Quality and relevance have always been the things searchers have demanded, and the search engines have been on a mission to define them and deliver results that fit their definitions. In this way at least, the engines, the users and the digital marketing companies are on a perpetually diverging course. The transparently spammy techniques of yesteryear have all but been eliminated thanks to penalties and a wising up of web users. But this hasn’t meant that the internet is now overbrimming with quality content.
As searchers we might not even notice it, though, because increasingly, results are for high-quality resources. The engines are getting better at finding pages more quickly, posting them as results within hours or seconds of their being published online. They’re also getting better at judging quality content. Whatever sector you work in, you may well find yourself directed to the same few sites when you’re looking for information. And there’s a pretty good chance that if you’re satisfied with the results you get, it’ll be because you’re delivered fresh, novel, entertaining, researched and well-written copy.

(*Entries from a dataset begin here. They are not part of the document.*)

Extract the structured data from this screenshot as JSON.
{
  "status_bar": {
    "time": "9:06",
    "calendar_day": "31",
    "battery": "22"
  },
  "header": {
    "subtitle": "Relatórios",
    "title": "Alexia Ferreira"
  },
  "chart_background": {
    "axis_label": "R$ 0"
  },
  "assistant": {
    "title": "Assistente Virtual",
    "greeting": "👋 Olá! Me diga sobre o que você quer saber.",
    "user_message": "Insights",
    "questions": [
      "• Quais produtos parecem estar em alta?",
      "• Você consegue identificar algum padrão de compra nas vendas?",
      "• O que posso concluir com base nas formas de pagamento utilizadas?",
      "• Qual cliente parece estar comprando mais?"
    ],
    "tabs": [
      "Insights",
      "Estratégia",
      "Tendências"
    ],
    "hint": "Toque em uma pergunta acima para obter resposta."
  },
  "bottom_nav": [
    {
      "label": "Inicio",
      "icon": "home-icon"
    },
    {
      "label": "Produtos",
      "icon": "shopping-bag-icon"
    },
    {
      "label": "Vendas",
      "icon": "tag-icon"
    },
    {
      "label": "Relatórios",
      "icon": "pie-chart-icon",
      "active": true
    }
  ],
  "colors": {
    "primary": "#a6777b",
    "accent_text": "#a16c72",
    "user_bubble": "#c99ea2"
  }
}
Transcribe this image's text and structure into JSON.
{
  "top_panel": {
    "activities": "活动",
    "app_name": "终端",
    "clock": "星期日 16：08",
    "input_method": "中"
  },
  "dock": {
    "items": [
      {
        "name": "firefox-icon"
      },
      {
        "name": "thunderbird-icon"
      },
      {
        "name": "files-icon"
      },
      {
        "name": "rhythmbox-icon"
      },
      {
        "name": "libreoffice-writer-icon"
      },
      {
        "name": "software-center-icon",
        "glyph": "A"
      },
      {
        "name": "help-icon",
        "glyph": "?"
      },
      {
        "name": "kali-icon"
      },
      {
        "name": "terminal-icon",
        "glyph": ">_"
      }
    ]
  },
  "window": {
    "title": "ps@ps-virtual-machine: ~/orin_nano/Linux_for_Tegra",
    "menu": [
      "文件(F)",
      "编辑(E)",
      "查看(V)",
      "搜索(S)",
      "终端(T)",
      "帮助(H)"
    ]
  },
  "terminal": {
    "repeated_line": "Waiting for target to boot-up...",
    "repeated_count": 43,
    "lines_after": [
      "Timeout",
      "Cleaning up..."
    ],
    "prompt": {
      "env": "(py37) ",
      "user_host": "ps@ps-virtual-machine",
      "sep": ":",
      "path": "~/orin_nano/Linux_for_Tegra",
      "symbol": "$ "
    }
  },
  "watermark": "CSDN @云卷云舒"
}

You’re already halfway there
There’s a lesson here for anyone who’s at least been convinced that they need to keep their sites updated with copy: any copy won’t do. Here’s a quick copy check list:
- Use a professional copywriter, who will be able to spin the dullest of source material into readable, quotable copy
- Use proofreaders and editors to check and polish
- Invest in making sure the writer understands your business thoroughly
- Good writing takes time; writers need to self-draft and self-edit, even if they’re passing it on to a third party for editing. If there’s no urgency, let the article sit unread for 24 hours so the writer can read it afresh.
- Write original articles; if you can find information online, so can anyone else
- Do interviews and take surveys to get fresh, unique results
- Tap into the reserves of expertise within your company to give interesting angles to stories; use names of experts (with permission) rather than just their points
- Don’t be scared of expressing opinions
- Respond to breaking news, but stay within your sector
- One good quality article will have a longer tail than ten vague ones
- Gently publicise each article on social media
The bullets above certainly won’t bring cheaper copy in the first instance, but with the search engines entering new territory when it comes to quality content (read anything on Google’s Hummingbird update), it’s becoming something of a necessity.
Building a relationship with a freelance copywriter or your marketing agency helps enormously. You’ll find they get to grips with what you do remarkably quickly, and can even progress to the stage where they suggest articles based on relevant news stories they’ve heard from “outside the bubble”, which is a great way to make a link with your public.
Be your own source
Start creating quality content and you’ll be treated as an original source rather than a regurgitator of freely available information. People will quote you – and some will link to you – when writing their own articles and blog posts. That doesn’t mean every page has to aim for nothing less than a Pulitzer Prize nomination – there will always be a need for general, generic, information-giving content on websites. But if at least some of your material shows expertise, attention and warmth, it’ll shine.